Posti: Amending the Postal Act to adapt to the digital transformation



Posti considers the amendment to the Postal Act approved by the Parliament to be a responsible and positive reform, which will bring the regulation of the sector into line with the drastically decreasing mail volumes. In practice, the impact of three-day universal service delivery on mail recipients will be small, as the delivery speed of letters will remain unchanged. The new delivery support will create the conditions for the continuation of the five-day delivery of paper publications in sparsely populated areas.

Today, the Parliament has approved the Government's proposal to amend the Postal Act. The Act is due to enter into force on 1 October 2023. In order to enter into force, the President of the Republic must ratify the Act.

The amendment will reduce the delivery and picking days of the universal service from five to three weekdays. Another important reform is the introduction of a new delivery subsidy to support newspaper deliveries in sparsely populated areas. In Finland, delivery support was last in use in the 1990s.

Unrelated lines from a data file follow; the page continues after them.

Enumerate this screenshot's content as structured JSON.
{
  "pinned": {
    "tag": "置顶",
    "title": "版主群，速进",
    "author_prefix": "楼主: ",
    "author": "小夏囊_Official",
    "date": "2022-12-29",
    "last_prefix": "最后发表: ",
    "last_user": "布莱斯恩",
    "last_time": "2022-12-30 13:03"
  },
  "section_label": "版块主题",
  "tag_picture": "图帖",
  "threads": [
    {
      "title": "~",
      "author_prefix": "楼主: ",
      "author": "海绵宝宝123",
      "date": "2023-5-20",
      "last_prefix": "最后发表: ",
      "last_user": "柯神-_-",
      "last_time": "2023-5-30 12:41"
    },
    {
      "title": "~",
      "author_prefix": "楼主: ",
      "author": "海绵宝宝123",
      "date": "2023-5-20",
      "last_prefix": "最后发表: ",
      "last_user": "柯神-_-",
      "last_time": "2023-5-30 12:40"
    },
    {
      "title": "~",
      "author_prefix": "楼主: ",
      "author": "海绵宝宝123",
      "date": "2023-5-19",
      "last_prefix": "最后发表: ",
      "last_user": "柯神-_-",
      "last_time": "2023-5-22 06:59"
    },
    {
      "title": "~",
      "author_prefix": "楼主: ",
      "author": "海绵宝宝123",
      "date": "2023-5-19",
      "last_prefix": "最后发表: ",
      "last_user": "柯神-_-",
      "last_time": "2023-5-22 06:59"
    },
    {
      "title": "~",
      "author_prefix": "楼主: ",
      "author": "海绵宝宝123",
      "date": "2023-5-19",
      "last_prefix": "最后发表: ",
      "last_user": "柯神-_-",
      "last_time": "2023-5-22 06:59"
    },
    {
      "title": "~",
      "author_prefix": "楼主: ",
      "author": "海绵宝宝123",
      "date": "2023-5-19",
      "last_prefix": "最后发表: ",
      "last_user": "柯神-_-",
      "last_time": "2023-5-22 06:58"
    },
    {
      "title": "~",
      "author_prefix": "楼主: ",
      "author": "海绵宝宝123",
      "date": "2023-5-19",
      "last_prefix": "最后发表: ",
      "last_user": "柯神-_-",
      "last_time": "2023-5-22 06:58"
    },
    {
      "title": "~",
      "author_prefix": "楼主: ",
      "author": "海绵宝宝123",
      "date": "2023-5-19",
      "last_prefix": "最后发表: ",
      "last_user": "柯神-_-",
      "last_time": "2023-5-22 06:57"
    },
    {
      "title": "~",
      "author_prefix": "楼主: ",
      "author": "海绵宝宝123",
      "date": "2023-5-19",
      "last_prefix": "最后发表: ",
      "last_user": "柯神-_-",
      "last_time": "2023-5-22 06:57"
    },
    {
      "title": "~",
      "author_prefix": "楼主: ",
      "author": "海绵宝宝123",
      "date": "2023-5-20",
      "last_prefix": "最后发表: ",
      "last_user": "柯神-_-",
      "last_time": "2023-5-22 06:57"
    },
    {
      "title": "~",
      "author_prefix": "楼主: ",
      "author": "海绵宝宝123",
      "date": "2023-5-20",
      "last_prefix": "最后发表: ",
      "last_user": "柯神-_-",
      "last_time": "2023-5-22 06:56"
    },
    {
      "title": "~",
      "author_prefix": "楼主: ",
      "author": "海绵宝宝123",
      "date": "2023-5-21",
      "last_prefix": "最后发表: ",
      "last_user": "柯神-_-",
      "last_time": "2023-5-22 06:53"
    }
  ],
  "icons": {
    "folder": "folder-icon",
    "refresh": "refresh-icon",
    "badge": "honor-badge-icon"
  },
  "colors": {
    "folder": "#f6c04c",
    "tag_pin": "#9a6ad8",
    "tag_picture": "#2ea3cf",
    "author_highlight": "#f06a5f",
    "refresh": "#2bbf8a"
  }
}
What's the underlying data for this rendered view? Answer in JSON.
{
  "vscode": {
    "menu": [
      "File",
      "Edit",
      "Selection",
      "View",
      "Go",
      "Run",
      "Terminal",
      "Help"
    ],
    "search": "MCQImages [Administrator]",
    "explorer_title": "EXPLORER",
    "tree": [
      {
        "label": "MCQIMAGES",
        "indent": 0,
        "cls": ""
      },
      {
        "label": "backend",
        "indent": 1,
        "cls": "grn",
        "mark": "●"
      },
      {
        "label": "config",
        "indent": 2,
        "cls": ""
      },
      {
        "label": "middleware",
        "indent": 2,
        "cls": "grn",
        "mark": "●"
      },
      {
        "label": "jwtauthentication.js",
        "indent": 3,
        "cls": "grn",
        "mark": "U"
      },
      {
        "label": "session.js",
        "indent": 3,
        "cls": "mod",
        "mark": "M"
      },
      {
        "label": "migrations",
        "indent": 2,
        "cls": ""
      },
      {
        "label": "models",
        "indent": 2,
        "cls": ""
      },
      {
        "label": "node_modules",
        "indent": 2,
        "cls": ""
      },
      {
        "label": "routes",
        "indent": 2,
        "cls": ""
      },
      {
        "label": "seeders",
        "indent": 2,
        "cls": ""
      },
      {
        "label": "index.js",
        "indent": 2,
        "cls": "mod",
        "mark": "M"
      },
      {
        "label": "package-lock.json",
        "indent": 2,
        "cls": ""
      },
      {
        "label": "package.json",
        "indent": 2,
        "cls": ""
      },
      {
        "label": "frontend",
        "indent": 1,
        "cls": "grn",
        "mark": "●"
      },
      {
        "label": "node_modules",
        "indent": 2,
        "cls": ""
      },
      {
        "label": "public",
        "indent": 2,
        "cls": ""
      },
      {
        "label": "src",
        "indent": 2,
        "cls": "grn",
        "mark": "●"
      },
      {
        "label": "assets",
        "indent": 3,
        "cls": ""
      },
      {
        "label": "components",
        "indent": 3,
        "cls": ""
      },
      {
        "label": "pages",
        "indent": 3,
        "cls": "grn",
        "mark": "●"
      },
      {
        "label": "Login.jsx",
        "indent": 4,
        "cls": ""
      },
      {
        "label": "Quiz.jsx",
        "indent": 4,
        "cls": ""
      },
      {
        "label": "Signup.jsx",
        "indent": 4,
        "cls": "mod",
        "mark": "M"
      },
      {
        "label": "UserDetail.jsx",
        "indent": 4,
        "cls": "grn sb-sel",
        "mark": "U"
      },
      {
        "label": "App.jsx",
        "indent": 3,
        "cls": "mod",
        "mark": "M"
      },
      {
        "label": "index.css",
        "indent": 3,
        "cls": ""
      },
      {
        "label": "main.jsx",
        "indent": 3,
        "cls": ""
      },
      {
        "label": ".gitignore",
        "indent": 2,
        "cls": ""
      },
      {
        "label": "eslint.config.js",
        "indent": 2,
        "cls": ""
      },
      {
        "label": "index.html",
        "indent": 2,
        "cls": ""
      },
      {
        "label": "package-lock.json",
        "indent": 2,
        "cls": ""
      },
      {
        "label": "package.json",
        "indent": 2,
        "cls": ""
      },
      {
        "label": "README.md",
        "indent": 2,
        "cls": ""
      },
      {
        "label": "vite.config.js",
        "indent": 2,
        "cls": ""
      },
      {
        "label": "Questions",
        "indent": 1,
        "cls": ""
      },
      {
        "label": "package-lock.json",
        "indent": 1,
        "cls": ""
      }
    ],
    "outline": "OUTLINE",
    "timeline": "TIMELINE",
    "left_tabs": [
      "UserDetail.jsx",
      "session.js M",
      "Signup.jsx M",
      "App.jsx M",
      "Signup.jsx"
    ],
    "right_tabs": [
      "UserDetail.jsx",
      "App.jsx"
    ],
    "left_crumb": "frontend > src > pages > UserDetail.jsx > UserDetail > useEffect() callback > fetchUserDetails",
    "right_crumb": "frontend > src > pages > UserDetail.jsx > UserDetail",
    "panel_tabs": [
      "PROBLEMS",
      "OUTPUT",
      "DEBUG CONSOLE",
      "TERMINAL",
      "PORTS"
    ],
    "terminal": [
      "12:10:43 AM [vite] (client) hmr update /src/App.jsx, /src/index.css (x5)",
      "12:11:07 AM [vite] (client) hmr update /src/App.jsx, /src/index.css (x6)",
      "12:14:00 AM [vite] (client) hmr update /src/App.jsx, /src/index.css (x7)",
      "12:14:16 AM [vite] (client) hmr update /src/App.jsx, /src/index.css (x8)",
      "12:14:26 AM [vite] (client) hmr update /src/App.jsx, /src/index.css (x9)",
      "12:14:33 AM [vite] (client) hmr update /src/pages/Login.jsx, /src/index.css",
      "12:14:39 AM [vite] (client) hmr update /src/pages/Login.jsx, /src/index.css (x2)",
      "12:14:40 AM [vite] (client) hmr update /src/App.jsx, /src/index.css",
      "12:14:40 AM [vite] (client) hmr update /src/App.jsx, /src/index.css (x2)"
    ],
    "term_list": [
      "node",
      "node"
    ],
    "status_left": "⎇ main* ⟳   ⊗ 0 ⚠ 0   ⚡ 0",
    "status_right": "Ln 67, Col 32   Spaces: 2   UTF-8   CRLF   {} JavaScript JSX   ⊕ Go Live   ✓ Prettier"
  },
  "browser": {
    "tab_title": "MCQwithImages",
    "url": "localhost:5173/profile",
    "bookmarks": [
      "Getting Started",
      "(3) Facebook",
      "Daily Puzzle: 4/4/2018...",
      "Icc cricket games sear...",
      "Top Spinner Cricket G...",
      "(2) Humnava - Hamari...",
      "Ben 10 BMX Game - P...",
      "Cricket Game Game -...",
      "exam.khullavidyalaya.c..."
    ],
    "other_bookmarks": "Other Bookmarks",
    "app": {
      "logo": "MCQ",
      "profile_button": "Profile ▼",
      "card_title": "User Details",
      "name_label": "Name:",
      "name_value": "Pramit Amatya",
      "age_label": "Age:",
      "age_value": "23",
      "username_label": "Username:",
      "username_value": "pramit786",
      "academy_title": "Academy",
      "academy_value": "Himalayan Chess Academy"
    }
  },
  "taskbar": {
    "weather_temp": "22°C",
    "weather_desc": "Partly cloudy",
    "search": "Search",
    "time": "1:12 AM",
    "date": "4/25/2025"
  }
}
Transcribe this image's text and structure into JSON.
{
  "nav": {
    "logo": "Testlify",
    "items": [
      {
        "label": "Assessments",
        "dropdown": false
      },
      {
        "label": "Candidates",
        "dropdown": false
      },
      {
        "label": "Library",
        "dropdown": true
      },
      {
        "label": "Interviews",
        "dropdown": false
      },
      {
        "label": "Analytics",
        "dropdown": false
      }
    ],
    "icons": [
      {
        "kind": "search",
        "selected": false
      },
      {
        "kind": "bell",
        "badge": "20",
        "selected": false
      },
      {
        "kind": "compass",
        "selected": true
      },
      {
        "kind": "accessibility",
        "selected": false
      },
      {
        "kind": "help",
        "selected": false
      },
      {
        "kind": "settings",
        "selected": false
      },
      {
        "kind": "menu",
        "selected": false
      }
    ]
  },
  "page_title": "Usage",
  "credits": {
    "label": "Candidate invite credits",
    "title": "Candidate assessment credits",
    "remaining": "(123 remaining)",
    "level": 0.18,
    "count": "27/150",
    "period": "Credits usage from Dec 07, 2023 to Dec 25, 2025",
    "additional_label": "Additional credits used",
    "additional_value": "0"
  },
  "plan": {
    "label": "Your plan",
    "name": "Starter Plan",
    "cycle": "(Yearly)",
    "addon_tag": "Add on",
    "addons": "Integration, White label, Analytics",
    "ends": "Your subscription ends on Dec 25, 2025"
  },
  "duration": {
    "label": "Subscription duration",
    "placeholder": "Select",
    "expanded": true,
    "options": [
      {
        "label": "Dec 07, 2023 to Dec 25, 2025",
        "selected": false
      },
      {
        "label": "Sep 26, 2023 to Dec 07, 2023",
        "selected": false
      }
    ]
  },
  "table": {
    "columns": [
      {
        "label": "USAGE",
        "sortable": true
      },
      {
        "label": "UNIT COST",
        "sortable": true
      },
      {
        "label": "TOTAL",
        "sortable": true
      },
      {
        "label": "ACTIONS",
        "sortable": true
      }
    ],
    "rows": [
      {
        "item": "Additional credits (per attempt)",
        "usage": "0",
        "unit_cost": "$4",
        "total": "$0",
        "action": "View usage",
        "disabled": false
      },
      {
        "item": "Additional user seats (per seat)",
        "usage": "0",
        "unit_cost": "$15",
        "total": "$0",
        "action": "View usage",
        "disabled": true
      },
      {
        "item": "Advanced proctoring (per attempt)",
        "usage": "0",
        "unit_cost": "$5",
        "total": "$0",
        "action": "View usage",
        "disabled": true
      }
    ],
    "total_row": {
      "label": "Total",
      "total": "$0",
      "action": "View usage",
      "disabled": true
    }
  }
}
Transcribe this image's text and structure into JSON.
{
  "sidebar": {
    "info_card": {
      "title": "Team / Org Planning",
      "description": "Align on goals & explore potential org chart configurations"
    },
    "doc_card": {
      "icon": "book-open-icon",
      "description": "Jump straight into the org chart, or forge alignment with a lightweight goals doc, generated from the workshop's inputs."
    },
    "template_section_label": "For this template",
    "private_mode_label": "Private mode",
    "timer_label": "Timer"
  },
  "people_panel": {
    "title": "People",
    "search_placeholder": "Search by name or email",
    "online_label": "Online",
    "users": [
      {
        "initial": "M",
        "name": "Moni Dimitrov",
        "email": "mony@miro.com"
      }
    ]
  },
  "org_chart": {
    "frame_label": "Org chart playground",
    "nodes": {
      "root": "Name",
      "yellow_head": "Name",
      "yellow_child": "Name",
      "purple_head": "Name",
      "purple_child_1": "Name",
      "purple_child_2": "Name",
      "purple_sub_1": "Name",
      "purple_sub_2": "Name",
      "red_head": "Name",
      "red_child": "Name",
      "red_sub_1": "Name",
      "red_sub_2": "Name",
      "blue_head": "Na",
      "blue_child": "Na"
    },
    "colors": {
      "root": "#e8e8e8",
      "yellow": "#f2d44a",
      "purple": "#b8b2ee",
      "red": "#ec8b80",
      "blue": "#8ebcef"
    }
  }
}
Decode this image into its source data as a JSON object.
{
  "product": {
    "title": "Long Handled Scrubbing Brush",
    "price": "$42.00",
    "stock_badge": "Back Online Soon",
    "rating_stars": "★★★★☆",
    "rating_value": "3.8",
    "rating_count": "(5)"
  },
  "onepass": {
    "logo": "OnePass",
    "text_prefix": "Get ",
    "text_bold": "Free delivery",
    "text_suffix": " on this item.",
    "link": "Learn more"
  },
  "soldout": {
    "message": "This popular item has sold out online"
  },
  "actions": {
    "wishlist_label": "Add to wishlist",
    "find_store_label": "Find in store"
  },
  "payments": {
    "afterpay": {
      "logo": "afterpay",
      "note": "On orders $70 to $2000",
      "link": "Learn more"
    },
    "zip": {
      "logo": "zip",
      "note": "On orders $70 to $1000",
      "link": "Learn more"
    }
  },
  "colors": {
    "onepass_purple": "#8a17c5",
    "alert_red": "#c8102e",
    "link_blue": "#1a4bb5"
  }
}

“The reforms approved by the Parliament are really important due to the sharply decreasing delivery volumes. The volume of letters delivered by Posti has fallen by nearly 70%, so there are no longer enough letters to be delivered profitably every day. When postal regulations are relaxed, the state will not have to finance the universal service with tax revenue in the future either,” says Yrjö Eskola, Posti’s Senior Vice President, Postal Services.

Delivery support needed for paper publications for 4–5 years

Posti considers the delivery support for newspapers to be a very necessary measure to ensure the delivery of paper publications in sparsely populated areas.

“The extent of the digital transformation is illustrated by the fact that the number of printed newspapers has decreased by more than 60 percent since the beginning of the 1990s. It has also increased the unit costs for the delivery of publications. In sparsely populated areas, the cost of outdoor delivery work per delivered product can be three times higher than in urban areas and five times higher than in city areas.

“If it is not profitable to deliver paper publications on market terms and in a financially sustainable manner, but the service is considered necessary for society, it is the state's job to support the delivery of newspapers,” says Eskola.

Eskola estimates that state delivery support will be needed at least until the end of 2027 to help the media industry adapt to the digital media environment.

The reforms will enable significant emission reductions and full-time work for deliverers

Posti commends the Government and Parliament for the fact that the amendments to the Postal Act enable the provision of alternate-day delivery and, at the same time, full-time work for the personnel in mail delivery. According to Eskola, Posti wants to act responsibly towards its personnel.

The climate also commends the amendment of the Postal Act. By reducing the number of delivery days and making delivery more efficient, Posti is able to significantly reduce its carbon-dioxide emissions. Posti's daytime delivery currently covers approximately 310,000 kilometers on weekdays and 170,000 kilometers on lightened mail delivery days. Posti's goal is to reduce unnecessary kilometers driven, cut fuel consumption and transport all items fossil-free by 2030.

The new Postal Act will not affect the delivery speed of universal service letters and letters from the authorities

The Parliament's Transport and Communications Committee stated in its report that the amendments to the Postal Act must not slow down the item delivery or receipt of postal items sent by the authorities that are relevant to legal protection. Eskola points out that the reduction in delivery days does not affect the delivery of official letters, which are commercial and competitive contract-based deliveries, and Posti delivers these products fully in accordance with the service level agreement agreed with the customers.

The amendments of the Postal Act will not affect the delivery speed of stamped letters, which will be maintained unchanged in the Postal Act.

The universal service obligation imposed on Posti by the Postal Act applies to cash-paid products (including ordinary letters, registered and insured letters, letters with advice of delivery and parcels sent abroad) that represent less than 3% of all mail delivered by Posti. The delivery of newspapers, magazines and advertisements is not covered by the universal service. Corporate letters, domestic parcels and parcels sent from abroad are also not covered by the universal service.

Read more: 10 questions and answers regarding the amendment of the Postal Act